***** PROVIDED INFORMATION
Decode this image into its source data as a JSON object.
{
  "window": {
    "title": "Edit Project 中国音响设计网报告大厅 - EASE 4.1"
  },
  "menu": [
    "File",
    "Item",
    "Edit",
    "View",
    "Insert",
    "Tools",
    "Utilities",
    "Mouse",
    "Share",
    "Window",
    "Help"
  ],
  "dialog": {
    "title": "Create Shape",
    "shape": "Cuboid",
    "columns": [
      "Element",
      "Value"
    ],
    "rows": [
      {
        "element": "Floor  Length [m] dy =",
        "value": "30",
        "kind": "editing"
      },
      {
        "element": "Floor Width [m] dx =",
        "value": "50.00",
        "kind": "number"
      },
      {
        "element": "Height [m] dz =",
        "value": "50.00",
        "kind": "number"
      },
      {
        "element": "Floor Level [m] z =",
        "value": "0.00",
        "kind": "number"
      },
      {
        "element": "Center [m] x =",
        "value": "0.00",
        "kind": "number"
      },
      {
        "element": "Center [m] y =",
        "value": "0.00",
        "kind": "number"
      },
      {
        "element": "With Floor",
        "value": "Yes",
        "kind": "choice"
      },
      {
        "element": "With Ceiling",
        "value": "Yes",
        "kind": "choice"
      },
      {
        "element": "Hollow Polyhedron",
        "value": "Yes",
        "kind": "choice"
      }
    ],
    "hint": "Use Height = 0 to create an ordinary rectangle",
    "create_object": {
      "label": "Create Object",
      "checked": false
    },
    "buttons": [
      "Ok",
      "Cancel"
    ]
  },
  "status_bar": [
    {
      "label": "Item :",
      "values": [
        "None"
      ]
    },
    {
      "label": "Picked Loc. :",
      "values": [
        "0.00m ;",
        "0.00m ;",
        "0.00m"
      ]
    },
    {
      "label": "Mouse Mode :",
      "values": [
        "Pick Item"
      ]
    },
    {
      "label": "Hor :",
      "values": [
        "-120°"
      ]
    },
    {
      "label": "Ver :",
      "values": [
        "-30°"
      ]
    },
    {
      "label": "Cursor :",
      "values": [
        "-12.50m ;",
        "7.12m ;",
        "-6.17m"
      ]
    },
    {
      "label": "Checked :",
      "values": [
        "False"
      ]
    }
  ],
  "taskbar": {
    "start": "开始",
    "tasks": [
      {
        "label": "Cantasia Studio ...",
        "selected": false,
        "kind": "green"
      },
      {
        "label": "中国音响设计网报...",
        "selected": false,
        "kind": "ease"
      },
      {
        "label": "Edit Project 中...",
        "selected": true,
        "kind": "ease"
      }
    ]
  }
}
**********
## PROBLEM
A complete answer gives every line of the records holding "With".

## EXERCISE RESULT
        "element": "With Floor",
        "element": "With Ceiling",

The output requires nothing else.